Task details = An exact copy of every record below is needed, with all pictures removed.

Data for analysis =
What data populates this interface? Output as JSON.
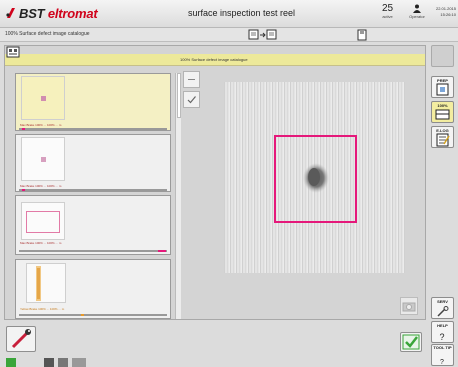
{
  "header": {
    "brand_main": "BST",
    "brand_accent": "eltromat",
    "app_title": "surface inspection test reel",
    "counter_value": "25",
    "counter_label": "active",
    "operator_label": "Operator",
    "date": "22.01.2015",
    "time": "15:26:10"
  },
  "subheader": {
    "breadcrumb": "100% Surface defect image catalogue"
  },
  "panel": {
    "title": "100% Surface defect image catalogue"
  },
  "thumbnails": [
    {
      "label": "Max Brake 100% ... 100% ... m",
      "marker": 0.02,
      "selected": true,
      "marker_color": "#e5187a"
    },
    {
      "label": "Max Brake 100% ... 100% ... m",
      "marker": 0.02,
      "selected": false,
      "marker_color": "#e5187a"
    },
    {
      "label": "Max Brake 100% ... 100% ... m",
      "marker": 0.97,
      "selected": false,
      "marker_color": "#e5187a"
    },
    {
      "label": "Yellow Brake 100% ... 100% ... m",
      "marker": 0.42,
      "selected": false,
      "marker_color": "#e89a2c"
    }
  ],
  "right_toolbar": {
    "prep": "PREP",
    "pct100": "100%",
    "elog": "E.LOG",
    "serv": "SERV",
    "help": "HELP",
    "tooltip": "TOOL TIP"
  },
  "colors": {
    "highlight": "#ede99a",
    "defect_box": "#e5187a",
    "brand_red": "#d0021b",
    "ok_green": "#3aa53a"
  }
}
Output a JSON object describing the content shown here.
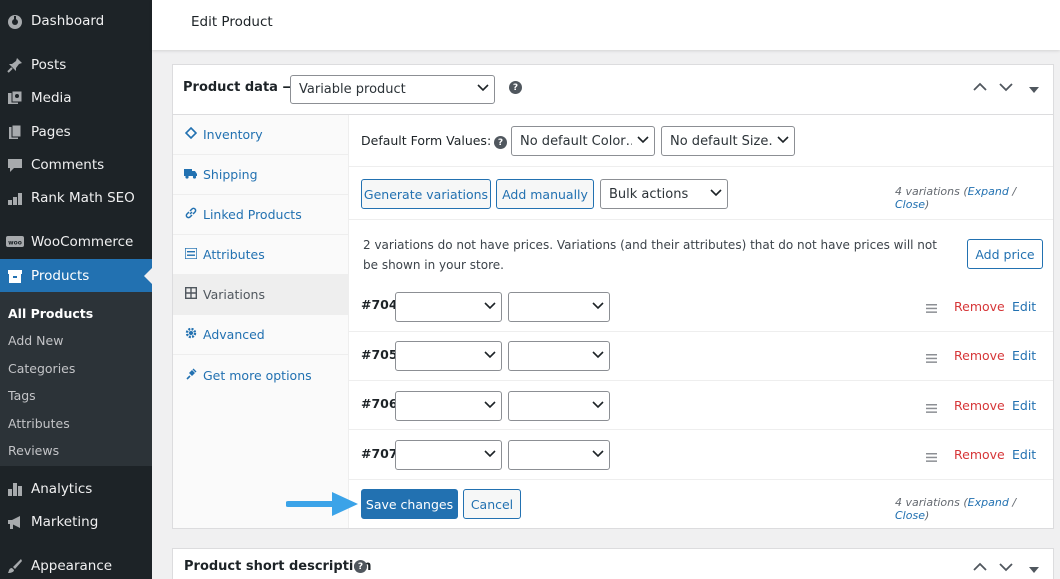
{
  "sidebar": {
    "items": [
      {
        "label": "Dashboard",
        "icon": "dashboard-icon"
      },
      {
        "label": "Posts",
        "icon": "pin-icon"
      },
      {
        "label": "Media",
        "icon": "media-icon"
      },
      {
        "label": "Pages",
        "icon": "pages-icon"
      },
      {
        "label": "Comments",
        "icon": "comment-icon"
      },
      {
        "label": "Rank Math SEO",
        "icon": "rank-math-icon"
      },
      {
        "label": "WooCommerce",
        "icon": "woocommerce-icon"
      },
      {
        "label": "Products",
        "icon": "archive-icon"
      },
      {
        "label": "Analytics",
        "icon": "bar-chart-icon"
      },
      {
        "label": "Marketing",
        "icon": "megaphone-icon"
      },
      {
        "label": "Appearance",
        "icon": "brush-icon"
      }
    ],
    "submenu": [
      "All Products",
      "Add New",
      "Categories",
      "Tags",
      "Attributes",
      "Reviews"
    ]
  },
  "header": {
    "title": "Edit Product"
  },
  "product_data": {
    "title": "Product data —",
    "type_select": "Variable product",
    "tabs": [
      {
        "label": "Inventory",
        "icon": "tag-icon"
      },
      {
        "label": "Shipping",
        "icon": "truck-icon"
      },
      {
        "label": "Linked Products",
        "icon": "link-icon"
      },
      {
        "label": "Attributes",
        "icon": "list-icon"
      },
      {
        "label": "Variations",
        "icon": "grid-icon"
      },
      {
        "label": "Advanced",
        "icon": "gear-icon"
      },
      {
        "label": "Get more options",
        "icon": "plugin-icon"
      }
    ],
    "default_form_label": "Default Form Values:",
    "default_color": "No default Color…",
    "default_size": "No default Size…",
    "generate_btn": "Generate variations",
    "add_manually_btn": "Add manually",
    "bulk_actions": "Bulk actions",
    "variations_count": "4 variations",
    "expand": "Expand",
    "slash": "/",
    "close": "Close",
    "notice": "2 variations do not have prices. Variations (and their attributes) that do not have prices will not be shown in your store.",
    "add_price_btn": "Add price",
    "variations": [
      {
        "id": "#704",
        "remove": "Remove",
        "edit": "Edit"
      },
      {
        "id": "#705",
        "remove": "Remove",
        "edit": "Edit"
      },
      {
        "id": "#706",
        "remove": "Remove",
        "edit": "Edit"
      },
      {
        "id": "#707",
        "remove": "Remove",
        "edit": "Edit"
      }
    ],
    "save_btn": "Save changes",
    "cancel_btn": "Cancel"
  },
  "short_description": {
    "title": "Product short description"
  },
  "colors": {
    "accent": "#2271b1",
    "sidebar": "#1d2327",
    "remove": "#d63638",
    "annotation_arrow": "#3ba3e8"
  }
}
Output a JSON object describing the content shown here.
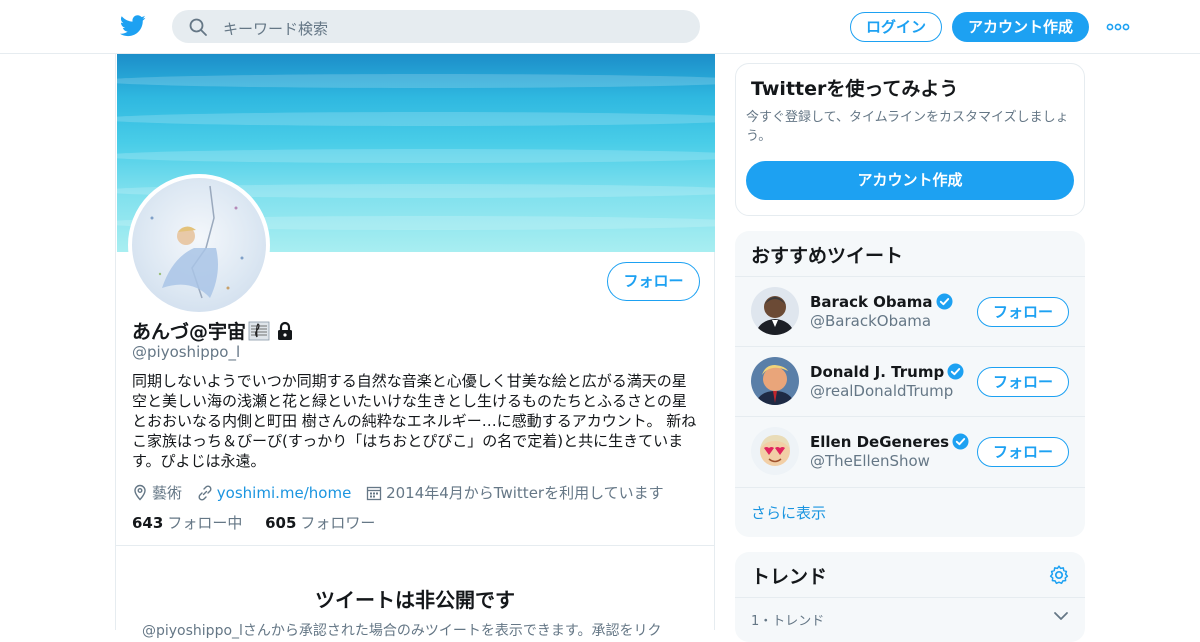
{
  "header": {
    "logo_icon": "twitter-bird-icon",
    "search_placeholder": "キーワード検索",
    "login_label": "ログイン",
    "signup_label": "アカウント作成",
    "more_icon": "more-dots-icon",
    "brand_color": "#1da1f2"
  },
  "profile": {
    "display_name": "あんづ@宇宙",
    "handle": "@piyoshippo_l",
    "follow_label": "フォロー",
    "bio": "同期しないようでいつか同期する自然な音楽と心優しく甘美な絵と広がる満天の星空と美しい海の浅瀬と花と緑といたいけな生きとし生けるものたちとふるさとの星とおおいなる内側と町田 樹さんの純粋なエネルギー…に感動するアカウント。 新ねこ家族はっち＆ぴーぴ(すっかり「はちおとぴぴこ」の名で定着)と共に生きています。ぴよじは永遠。",
    "location": "藝術",
    "website": "yoshimi.me/home",
    "joined": "2014年4月からTwitterを利用しています",
    "following_count": "643",
    "following_label": "フォロー中",
    "followers_count": "605",
    "followers_label": "フォロワー",
    "private_title": "ツイートは非公開です",
    "private_desc": "@piyoshippo_lさんから承認された場合のみツイートを表示できます。承認をリク"
  },
  "signup_card": {
    "title": "Twitterを使ってみよう",
    "description": "今すぐ登録して、タイムラインをカスタマイズしましょう。",
    "cta_label": "アカウント作成"
  },
  "who_to_follow": {
    "title": "おすすめツイート",
    "users": [
      {
        "name": "Barack Obama",
        "handle": "@BarackObama",
        "follow_label": "フォロー"
      },
      {
        "name": "Donald J. Trump",
        "handle": "@realDonaldTrump",
        "follow_label": "フォロー"
      },
      {
        "name": "Ellen DeGeneres",
        "handle": "@TheEllenShow",
        "follow_label": "フォロー"
      }
    ],
    "show_more": "さらに表示"
  },
  "trends": {
    "title": "トレンド",
    "first_meta": "1・トレンド"
  }
}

Exercise result =
What data populates this interface? Output as JSON.
{
  "header": {
    "brand_main": "BST",
    "brand_accent": "eltromat",
    "app_title": "surface inspection test reel",
    "counter_value": "25",
    "counter_label": "active",
    "operator_label": "Operator",
    "date": "22.01.2015",
    "time": "15:26:10"
  },
  "subheader": {
    "breadcrumb": "100% Surface defect image catalogue"
  },
  "panel": {
    "title": "100% Surface defect image catalogue"
  },
  "thumbnails": [
    {
      "label": "Max Brake 100% ... 100% ... m",
      "marker": 0.02,
      "selected": true,
      "marker_color": "#e5187a"
    },
    {
      "label": "Max Brake 100% ... 100% ... m",
      "marker": 0.02,
      "selected": false,
      "marker_color": "#e5187a"
    },
    {
      "label": "Max Brake 100% ... 100% ... m",
      "marker": 0.97,
      "selected": false,
      "marker_color": "#e5187a"
    },
    {
      "label": "Yellow Brake 100% ... 100% ... m",
      "marker": 0.42,
      "selected": false,
      "marker_color": "#e89a2c"
    }
  ],
  "right_toolbar": {
    "prep": "PREP",
    "pct100": "100%",
    "elog": "E.LOG",
    "serv": "SERV",
    "help": "HELP",
    "tooltip": "TOOL TIP"
  },
  "colors": {
    "highlight": "#ede99a",
    "defect_box": "#e5187a",
    "brand_red": "#d0021b",
    "ok_green": "#3aa53a"
  }
}
Output a JSON object describing the content shown here.
{
  "sidebar": {
    "items": [
      {
        "label": "Dashboard",
        "icon": "dashboard-icon"
      },
      {
        "label": "Posts",
        "icon": "pin-icon"
      },
      {
        "label": "Media",
        "icon": "media-icon"
      },
      {
        "label": "Pages",
        "icon": "pages-icon"
      },
      {
        "label": "Comments",
        "icon": "comment-icon"
      },
      {
        "label": "Rank Math SEO",
        "icon": "rank-math-icon"
      },
      {
        "label": "WooCommerce",
        "icon": "woocommerce-icon"
      },
      {
        "label": "Products",
        "icon": "archive-icon"
      },
      {
        "label": "Analytics",
        "icon": "bar-chart-icon"
      },
      {
        "label": "Marketing",
        "icon": "megaphone-icon"
      },
      {
        "label": "Appearance",
        "icon": "brush-icon"
      }
    ],
    "submenu": [
      "All Products",
      "Add New",
      "Categories",
      "Tags",
      "Attributes",
      "Reviews"
    ]
  },
  "header": {
    "title": "Edit Product"
  },
  "product_data": {
    "title": "Product data —",
    "type_select": "Variable product",
    "tabs": [
      {
        "label": "Inventory",
        "icon": "tag-icon"
      },
      {
        "label": "Shipping",
        "icon": "truck-icon"
      },
      {
        "label": "Linked Products",
        "icon": "link-icon"
      },
      {
        "label": "Attributes",
        "icon": "list-icon"
      },
      {
        "label": "Variations",
        "icon": "grid-icon"
      },
      {
        "label": "Advanced",
        "icon": "gear-icon"
      },
      {
        "label": "Get more options",
        "icon": "plugin-icon"
      }
    ],
    "default_form_label": "Default Form Values:",
    "default_color": "No default Color…",
    "default_size": "No default Size…",
    "generate_btn": "Generate variations",
    "add_manually_btn": "Add manually",
    "bulk_actions": "Bulk actions",
    "variations_count": "4 variations",
    "expand": "Expand",
    "slash": "/",
    "close": "Close",
    "notice": "2 variations do not have prices. Variations (and their attributes) that do not have prices will not be shown in your store.",
    "add_price_btn": "Add price",
    "variations": [
      {
        "id": "#704",
        "remove": "Remove",
        "edit": "Edit"
      },
      {
        "id": "#705",
        "remove": "Remove",
        "edit": "Edit"
      },
      {
        "id": "#706",
        "remove": "Remove",
        "edit": "Edit"
      },
      {
        "id": "#707",
        "remove": "Remove",
        "edit": "Edit"
      }
    ],
    "save_btn": "Save changes",
    "cancel_btn": "Cancel"
  },
  "short_description": {
    "title": "Product short description"
  },
  "colors": {
    "accent": "#2271b1",
    "sidebar": "#1d2327",
    "remove": "#d63638",
    "annotation_arrow": "#3ba3e8"
  }
}
Output a JSON object describing the content shown here.
{
  "header": {
    "logo_icon": "twitter-bird-icon",
    "search_placeholder": "キーワード検索",
    "login_label": "ログイン",
    "signup_label": "アカウント作成",
    "more_icon": "more-dots-icon",
    "brand_color": "#1da1f2"
  },
  "profile": {
    "display_name": "あんづ@宇宙",
    "handle": "@piyoshippo_l",
    "follow_label": "フォロー",
    "bio": "同期しないようでいつか同期する自然な音楽と心優しく甘美な絵と広がる満天の星空と美しい海の浅瀬と花と緑といたいけな生きとし生けるものたちとふるさとの星とおおいなる内側と町田 樹さんの純粋なエネルギー…に感動するアカウント。 新ねこ家族はっち＆ぴーぴ(すっかり「はちおとぴぴこ」の名で定着)と共に生きています。ぴよじは永遠。",
    "location": "藝術",
    "website": "yoshimi.me/home",
    "joined": "2014年4月からTwitterを利用しています",
    "following_count": "643",
    "following_label": "フォロー中",
    "followers_count": "605",
    "followers_label": "フォロワー",
    "private_title": "ツイートは非公開です",
    "private_desc": "@piyoshippo_lさんから承認された場合のみツイートを表示できます。承認をリク"
  },
  "signup_card": {
    "title": "Twitterを使ってみよう",
    "description": "今すぐ登録して、タイムラインをカスタマイズしましょう。",
    "cta_label": "アカウント作成"
  },
  "who_to_follow": {
    "title": "おすすめツイート",
    "users": [
      {
        "name": "Barack Obama",
        "handle": "@BarackObama",
        "follow_label": "フォロー"
      },
      {
        "name": "Donald J. Trump",
        "handle": "@realDonaldTrump",
        "follow_label": "フォロー"
      },
      {
        "name": "Ellen DeGeneres",
        "handle": "@TheEllenShow",
        "follow_label": "フォロー"
      }
    ],
    "show_more": "さらに表示"
  },
  "trends": {
    "title": "トレンド",
    "first_meta": "1・トレンド"
  }
}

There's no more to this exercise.